─── GIVEN INFORMATION ───

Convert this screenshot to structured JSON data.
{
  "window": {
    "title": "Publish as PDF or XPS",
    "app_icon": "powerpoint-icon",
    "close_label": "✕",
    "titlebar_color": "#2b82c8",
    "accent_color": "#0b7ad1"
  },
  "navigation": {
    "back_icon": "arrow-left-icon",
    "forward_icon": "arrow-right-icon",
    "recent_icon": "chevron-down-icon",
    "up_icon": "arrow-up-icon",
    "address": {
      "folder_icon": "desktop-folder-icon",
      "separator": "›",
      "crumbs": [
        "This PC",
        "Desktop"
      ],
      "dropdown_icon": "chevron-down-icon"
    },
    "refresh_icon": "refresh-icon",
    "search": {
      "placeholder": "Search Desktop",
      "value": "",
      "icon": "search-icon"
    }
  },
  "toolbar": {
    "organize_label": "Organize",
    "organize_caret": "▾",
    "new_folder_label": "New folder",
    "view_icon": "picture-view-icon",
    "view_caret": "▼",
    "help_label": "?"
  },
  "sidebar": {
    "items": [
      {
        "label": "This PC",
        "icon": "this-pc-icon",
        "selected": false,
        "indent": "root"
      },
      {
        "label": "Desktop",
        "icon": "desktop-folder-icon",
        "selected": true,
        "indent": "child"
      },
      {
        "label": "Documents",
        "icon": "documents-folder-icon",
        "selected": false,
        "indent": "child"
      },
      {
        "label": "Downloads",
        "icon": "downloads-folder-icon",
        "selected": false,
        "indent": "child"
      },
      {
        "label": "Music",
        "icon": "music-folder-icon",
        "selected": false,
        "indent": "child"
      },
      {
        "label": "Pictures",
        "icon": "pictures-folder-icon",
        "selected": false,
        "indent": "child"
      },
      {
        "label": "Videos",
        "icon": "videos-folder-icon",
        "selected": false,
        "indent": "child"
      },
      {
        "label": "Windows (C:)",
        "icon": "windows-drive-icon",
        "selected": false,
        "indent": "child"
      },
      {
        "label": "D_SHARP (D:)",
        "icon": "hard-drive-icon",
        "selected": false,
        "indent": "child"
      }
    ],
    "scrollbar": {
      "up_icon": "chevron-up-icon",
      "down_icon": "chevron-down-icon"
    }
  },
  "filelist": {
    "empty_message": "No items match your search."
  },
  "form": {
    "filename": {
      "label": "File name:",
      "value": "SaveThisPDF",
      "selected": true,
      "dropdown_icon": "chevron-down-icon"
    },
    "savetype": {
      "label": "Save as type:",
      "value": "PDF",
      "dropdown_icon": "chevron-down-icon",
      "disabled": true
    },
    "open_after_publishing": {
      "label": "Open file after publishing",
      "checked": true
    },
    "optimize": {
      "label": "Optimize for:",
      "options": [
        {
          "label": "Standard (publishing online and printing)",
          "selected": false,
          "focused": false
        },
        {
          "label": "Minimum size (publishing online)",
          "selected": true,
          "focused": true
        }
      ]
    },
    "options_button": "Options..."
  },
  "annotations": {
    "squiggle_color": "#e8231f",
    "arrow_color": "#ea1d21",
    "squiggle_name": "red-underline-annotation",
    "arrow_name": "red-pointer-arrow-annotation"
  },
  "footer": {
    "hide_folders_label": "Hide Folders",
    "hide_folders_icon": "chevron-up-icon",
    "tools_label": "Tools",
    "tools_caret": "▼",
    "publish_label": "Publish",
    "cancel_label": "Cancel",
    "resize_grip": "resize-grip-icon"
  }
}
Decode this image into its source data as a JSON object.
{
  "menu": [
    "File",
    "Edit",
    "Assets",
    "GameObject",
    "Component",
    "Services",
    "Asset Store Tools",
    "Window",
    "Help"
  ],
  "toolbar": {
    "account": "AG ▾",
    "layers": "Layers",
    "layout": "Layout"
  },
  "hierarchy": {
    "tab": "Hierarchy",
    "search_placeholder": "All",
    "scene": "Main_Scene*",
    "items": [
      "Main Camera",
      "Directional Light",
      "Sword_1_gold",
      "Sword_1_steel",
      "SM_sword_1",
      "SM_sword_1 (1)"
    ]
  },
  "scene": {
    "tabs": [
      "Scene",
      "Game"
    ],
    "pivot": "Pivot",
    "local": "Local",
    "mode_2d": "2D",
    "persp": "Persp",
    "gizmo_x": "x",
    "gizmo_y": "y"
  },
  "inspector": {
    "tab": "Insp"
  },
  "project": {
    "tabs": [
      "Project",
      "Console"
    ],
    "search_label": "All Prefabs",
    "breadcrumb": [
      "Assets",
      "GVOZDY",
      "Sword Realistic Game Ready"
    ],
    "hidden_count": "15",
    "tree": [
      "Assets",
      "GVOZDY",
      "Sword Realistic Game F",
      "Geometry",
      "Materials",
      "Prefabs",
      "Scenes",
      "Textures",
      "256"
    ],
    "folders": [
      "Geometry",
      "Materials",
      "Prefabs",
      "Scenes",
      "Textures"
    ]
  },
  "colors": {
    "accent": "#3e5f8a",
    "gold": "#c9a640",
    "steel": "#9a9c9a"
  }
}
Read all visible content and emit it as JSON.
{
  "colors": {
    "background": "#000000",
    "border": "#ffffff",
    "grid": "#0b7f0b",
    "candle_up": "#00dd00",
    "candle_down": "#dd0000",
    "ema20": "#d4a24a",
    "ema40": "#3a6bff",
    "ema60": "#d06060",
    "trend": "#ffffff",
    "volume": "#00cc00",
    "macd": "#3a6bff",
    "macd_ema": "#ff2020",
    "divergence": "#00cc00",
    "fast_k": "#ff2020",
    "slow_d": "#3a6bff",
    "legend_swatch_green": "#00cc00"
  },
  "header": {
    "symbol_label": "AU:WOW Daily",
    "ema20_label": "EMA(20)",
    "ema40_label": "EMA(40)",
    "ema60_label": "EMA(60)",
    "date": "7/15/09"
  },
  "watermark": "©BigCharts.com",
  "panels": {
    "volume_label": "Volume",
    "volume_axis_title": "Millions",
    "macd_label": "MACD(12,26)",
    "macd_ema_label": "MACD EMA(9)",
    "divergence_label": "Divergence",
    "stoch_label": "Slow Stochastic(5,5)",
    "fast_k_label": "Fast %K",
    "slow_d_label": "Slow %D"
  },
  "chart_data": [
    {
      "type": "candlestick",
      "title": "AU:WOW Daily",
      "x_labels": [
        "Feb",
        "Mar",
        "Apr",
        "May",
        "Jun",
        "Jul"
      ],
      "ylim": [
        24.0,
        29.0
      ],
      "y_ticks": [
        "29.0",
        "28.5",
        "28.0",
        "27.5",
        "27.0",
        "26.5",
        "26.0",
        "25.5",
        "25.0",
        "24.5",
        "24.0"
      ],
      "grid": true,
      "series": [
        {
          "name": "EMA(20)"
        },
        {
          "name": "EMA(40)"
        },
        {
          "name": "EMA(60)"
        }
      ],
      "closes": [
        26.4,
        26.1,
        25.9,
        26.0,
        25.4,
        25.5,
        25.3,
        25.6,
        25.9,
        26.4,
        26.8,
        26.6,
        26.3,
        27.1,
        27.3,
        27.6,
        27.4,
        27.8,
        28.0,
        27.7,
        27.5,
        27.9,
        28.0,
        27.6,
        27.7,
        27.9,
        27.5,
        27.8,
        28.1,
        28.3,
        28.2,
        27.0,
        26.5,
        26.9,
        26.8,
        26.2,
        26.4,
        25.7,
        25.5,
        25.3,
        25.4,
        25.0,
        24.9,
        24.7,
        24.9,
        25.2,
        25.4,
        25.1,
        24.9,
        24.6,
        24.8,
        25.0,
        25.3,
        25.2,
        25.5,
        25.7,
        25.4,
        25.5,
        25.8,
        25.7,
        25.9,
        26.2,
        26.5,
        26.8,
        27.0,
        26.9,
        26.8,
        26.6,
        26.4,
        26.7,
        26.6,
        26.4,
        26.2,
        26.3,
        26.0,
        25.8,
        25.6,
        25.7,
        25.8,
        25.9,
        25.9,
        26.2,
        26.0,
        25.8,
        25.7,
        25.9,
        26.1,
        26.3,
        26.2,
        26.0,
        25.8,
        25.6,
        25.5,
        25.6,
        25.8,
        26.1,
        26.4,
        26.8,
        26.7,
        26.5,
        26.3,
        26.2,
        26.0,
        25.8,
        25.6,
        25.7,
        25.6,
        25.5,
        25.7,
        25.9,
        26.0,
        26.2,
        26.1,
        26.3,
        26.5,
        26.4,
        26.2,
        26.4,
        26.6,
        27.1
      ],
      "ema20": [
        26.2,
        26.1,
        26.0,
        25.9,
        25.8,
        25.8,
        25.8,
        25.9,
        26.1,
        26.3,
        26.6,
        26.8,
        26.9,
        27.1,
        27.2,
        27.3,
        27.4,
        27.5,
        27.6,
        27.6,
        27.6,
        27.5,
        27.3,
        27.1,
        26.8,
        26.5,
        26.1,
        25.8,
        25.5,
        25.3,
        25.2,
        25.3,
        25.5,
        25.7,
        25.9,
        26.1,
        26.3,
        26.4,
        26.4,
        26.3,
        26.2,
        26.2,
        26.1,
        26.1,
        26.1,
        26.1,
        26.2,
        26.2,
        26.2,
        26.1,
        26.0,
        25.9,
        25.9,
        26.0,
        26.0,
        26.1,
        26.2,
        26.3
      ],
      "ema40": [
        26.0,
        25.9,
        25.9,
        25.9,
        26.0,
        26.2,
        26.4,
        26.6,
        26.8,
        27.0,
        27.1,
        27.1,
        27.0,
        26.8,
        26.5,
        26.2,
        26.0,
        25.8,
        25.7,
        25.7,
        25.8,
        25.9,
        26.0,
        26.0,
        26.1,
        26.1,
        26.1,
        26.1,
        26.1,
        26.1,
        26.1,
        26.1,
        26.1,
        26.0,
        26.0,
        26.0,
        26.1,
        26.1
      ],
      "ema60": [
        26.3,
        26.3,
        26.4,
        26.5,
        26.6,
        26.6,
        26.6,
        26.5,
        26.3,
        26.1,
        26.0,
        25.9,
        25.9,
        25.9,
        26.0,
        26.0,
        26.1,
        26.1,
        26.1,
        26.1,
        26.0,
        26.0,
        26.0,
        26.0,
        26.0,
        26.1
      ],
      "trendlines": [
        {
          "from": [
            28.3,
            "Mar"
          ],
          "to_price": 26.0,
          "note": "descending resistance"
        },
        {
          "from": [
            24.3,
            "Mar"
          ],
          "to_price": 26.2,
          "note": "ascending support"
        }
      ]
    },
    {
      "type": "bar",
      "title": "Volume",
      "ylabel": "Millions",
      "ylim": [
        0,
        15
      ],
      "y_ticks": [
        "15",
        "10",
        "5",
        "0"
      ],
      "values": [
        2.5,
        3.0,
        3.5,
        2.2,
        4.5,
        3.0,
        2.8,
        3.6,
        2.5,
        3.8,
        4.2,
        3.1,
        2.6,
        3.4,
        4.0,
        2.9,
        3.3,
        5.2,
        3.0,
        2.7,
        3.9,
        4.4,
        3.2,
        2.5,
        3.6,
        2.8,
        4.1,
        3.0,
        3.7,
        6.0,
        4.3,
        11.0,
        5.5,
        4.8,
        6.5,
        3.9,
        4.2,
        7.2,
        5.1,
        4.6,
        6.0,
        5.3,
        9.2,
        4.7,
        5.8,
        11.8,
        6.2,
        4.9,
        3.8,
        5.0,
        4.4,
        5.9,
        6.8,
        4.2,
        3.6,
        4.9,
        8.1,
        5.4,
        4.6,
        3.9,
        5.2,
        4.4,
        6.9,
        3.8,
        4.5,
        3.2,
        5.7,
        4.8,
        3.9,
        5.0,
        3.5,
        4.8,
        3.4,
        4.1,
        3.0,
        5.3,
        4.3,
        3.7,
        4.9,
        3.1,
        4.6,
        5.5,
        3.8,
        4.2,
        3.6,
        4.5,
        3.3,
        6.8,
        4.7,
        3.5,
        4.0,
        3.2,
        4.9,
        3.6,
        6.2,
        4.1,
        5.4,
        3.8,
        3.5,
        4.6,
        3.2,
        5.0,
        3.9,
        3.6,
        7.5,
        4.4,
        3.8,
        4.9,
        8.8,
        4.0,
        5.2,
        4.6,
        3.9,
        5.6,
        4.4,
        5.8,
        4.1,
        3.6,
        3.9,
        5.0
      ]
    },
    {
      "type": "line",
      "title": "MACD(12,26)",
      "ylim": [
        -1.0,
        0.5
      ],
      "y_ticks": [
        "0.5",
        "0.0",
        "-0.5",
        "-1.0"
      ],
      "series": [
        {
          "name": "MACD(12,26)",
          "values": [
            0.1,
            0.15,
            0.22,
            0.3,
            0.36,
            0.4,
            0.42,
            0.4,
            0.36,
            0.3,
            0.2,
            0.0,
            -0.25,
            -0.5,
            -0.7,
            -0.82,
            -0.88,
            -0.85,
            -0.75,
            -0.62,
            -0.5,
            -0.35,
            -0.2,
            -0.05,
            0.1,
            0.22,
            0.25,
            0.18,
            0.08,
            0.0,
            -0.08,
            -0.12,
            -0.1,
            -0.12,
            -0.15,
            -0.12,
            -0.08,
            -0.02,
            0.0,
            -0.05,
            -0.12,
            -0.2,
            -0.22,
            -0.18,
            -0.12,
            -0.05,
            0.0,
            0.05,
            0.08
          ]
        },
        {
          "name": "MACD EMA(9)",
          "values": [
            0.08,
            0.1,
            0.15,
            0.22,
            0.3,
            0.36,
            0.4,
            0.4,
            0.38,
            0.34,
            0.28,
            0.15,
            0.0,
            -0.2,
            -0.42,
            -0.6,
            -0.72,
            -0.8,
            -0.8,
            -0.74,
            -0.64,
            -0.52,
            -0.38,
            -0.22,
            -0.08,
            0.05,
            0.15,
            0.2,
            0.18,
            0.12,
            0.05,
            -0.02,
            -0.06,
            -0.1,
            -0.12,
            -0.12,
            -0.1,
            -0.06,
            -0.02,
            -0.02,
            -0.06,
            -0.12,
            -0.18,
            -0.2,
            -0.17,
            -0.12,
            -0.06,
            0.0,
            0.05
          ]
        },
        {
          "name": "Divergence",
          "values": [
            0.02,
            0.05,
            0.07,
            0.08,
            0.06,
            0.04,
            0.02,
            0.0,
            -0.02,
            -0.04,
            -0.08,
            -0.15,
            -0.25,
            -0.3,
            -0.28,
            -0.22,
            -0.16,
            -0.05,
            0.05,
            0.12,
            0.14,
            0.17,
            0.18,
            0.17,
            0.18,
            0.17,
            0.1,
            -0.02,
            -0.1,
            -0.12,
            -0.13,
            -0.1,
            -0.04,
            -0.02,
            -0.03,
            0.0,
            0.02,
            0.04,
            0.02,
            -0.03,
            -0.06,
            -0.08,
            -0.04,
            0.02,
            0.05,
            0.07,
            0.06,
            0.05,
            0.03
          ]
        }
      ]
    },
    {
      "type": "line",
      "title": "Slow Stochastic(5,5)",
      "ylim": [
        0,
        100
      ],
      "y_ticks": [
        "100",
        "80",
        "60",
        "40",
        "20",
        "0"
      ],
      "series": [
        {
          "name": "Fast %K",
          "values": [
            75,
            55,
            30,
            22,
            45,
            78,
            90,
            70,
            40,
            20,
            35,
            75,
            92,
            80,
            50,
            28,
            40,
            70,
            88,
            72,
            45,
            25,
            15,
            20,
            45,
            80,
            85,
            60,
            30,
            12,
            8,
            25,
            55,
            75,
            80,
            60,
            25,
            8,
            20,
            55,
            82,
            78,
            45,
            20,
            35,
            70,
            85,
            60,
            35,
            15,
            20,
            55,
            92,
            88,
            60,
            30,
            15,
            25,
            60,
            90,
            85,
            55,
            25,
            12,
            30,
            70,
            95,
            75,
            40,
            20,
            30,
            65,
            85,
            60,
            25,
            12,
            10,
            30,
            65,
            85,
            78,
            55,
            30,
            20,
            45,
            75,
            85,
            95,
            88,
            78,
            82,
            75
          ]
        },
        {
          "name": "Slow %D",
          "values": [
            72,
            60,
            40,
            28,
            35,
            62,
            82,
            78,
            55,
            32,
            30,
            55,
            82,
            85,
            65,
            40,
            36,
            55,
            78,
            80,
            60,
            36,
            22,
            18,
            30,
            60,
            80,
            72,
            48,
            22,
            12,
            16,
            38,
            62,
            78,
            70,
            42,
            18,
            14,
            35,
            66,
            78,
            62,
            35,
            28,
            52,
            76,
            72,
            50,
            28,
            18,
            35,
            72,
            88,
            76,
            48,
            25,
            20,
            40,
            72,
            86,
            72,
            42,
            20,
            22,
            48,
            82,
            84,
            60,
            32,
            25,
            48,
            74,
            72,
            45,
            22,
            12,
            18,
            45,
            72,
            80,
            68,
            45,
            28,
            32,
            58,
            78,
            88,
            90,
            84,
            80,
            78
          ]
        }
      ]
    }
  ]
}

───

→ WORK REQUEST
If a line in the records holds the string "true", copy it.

→ RESPONSE
        "selected": true,
      "selected": true,
      "disabled": true
      "checked": true
          "selected": true,
          "focused": true
      "grid": true,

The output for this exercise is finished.